A professional dancer in Buenos Aires also gave me some exercise tips: flex and point your feet hard while you’re sitting down every day. And stretch out your toes by making a “fist” with the fingers of one hand in between the toes of one foot, and just holding it while you watch TV or talk on the phone. Then switch. When you get more stretched, try to use the fingers of both hands for one foot. Walking barefoot at home and on the beach is great foot exercise. Some people swear by expensive orthotics which are fitted to your foot by a podiatrist. But hopefully you won’t need them.

Usually it's the woman's right foot and/or ankle that is the most painful, because during the salida we spend quite a bit of time with all of our weight on just the ball of the right foot. In other steps as well--the cross, carousel, colgada--it's the right foot more often than the left.

But you know what? After dancing for so many years, now it doesn't bother me any more, even with the super spike heels I wear. Perhaps with the improvement in my technique, I've learned to handle it differently, I really don't know what happened. But I'm glad that here's one example of something that can get better with age.
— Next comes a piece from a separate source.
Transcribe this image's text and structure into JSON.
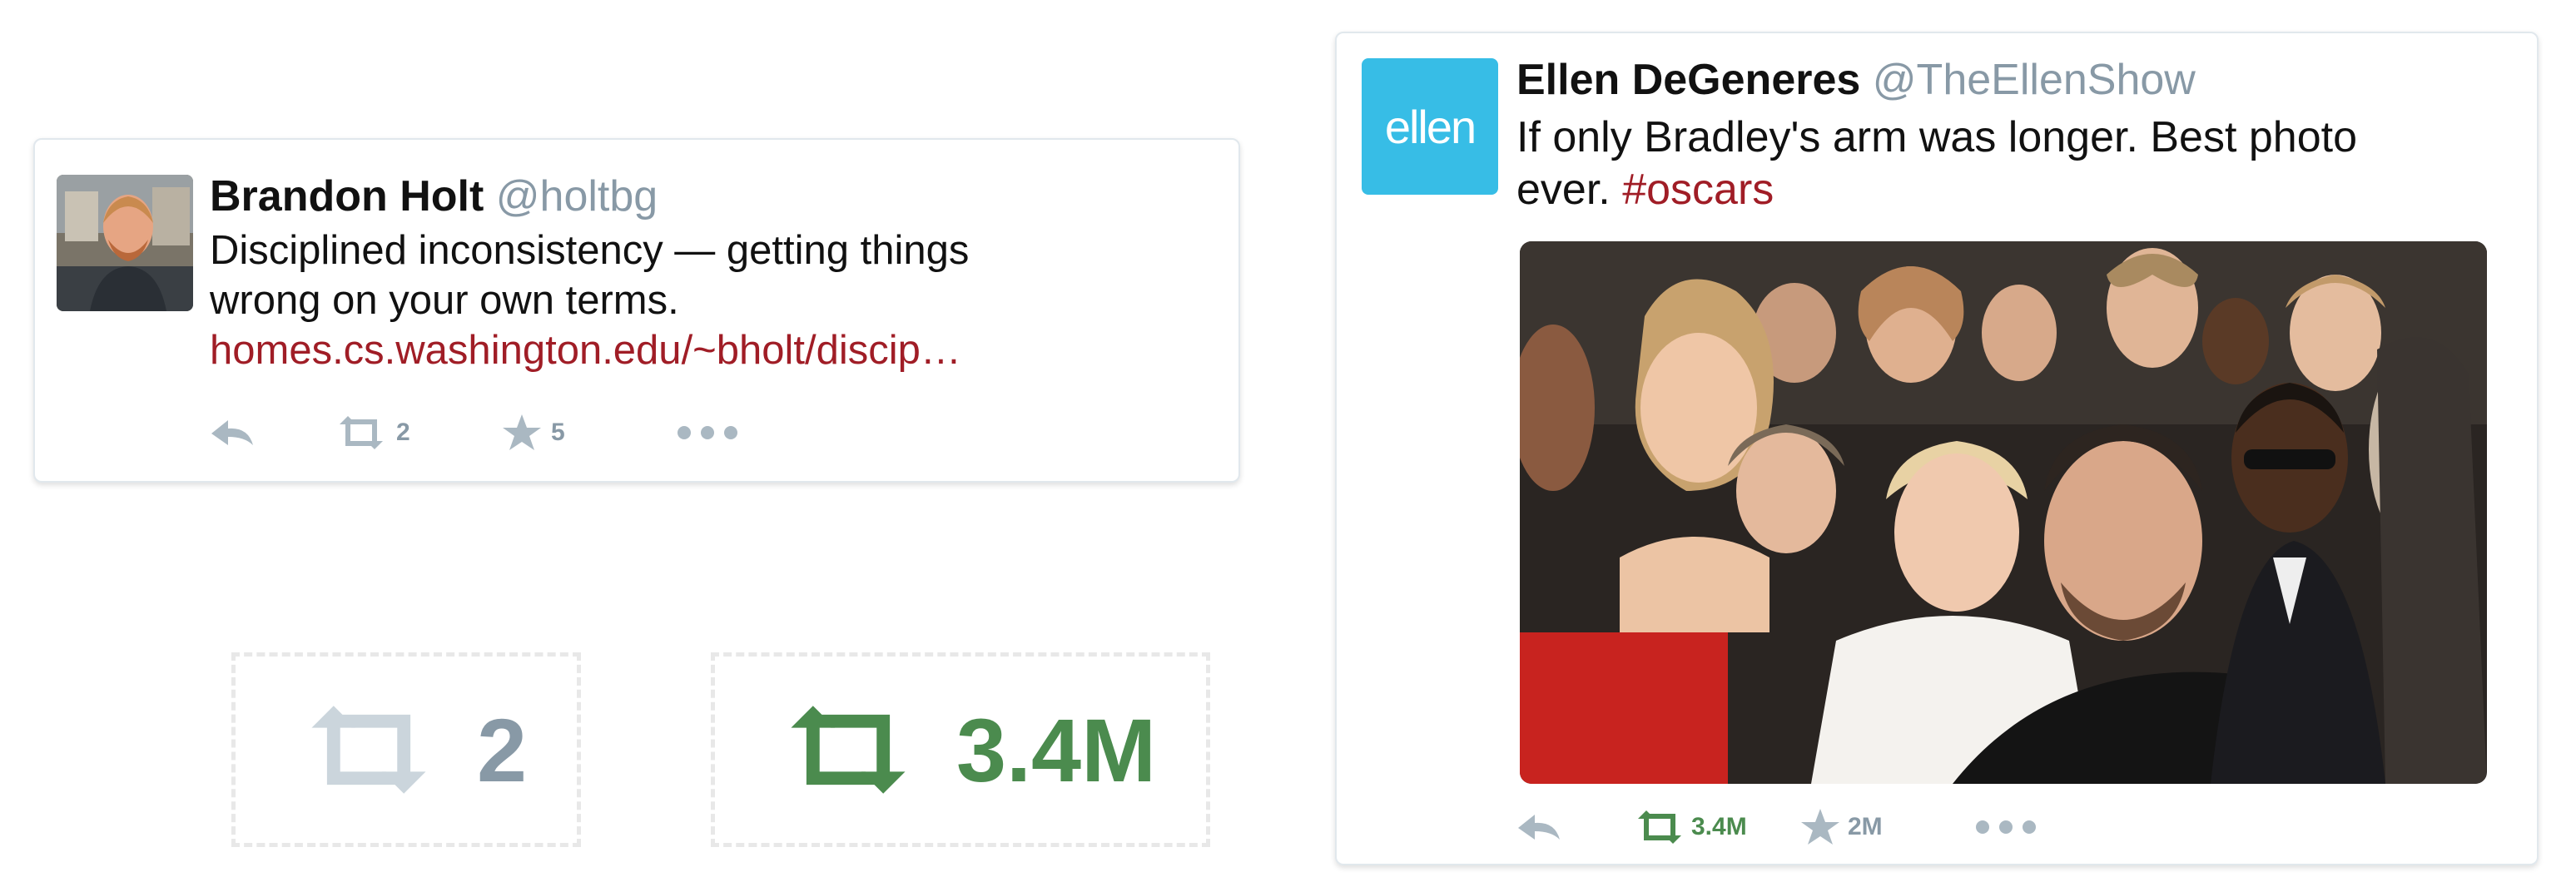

lindsay said...

i used to have alot of foot pain when i first started dancing tango. but as i have become a better dancer and dance over my arch not my metatarsil, i no longer have that horrile pain. dr. scholls insert help too. but we still dance in heels and have to put up with some pain for beauty.

Terpsichoral said...

I agree with Lindsay. Your technique can make a difference to your foot pain. Although many good dancers dance with their weight on the balls of the feet, many others (Alejandra Mantinan for one) keep their weight in the centre of the foot, over the arch, with equal weight on toes and heels. Distributing your weight more equally makes you more stable and definitely helps your feet to hold out for longer. (You may need to lift and reach forward a little more from your back in the embrace to compensate). I also recommend keeping your heels close to or on the floor as much as possible. Unless the floor is very sticky indeed, there is no need to lift your heels off to pivot, for example. And I recommend not wearing the really high shoes, however sexy they look. 5-6cm heels, slightly thicker, "chupete" style heels work fine and are easier on your feet.

Elizabeth said...

Two things: Learning better technique and choosing less rough partners is a big help in both foot survival, and long fun nights without tiring. The other thing though, is that sometimes an x-ray can reveal something that can be fixed by a good surgeon who know that you are going to be dancing in high heels and who won't give you any argument. I wish I had done my surgery a bit earlier. And I am sooooo glad I did.


Unknown said...

Hey! I'm a new tango dancer in Portland, OR who immediately developed a nasty nerve problem in my left foot as soon as I bought "proper" tango shoes. Since it was making it hard to walk, much less dance, I wanted to take care of it right away. Am addressing technique, with someone her who is excellent at such things. BUT I didn't want to have to wear ugly shoes (if I could help it) and adding padding to my tango shoes did nothing to help. After searching the web (which is how I found your post) I found pretty tango shoes being made with full orthotic support and lots of extra cushioning, built right in!

Kathleen at designs her own line of tango shoes and has made a beautiful shoe that has what your feet need to not get hurt. I called her up and she recommended several possible shoes (from her line and others too), I looked them over, then called her back to order several shoes in several sizes with her "Courtesy Fit" program. She shipped them to me and I tried them all on and can keep just the ones that work and only have to pay shipping. It's fabulous! If you've got foot problems, want to avoid them, or just need extra arch support or want to be comfortable while tango-ing, check it out!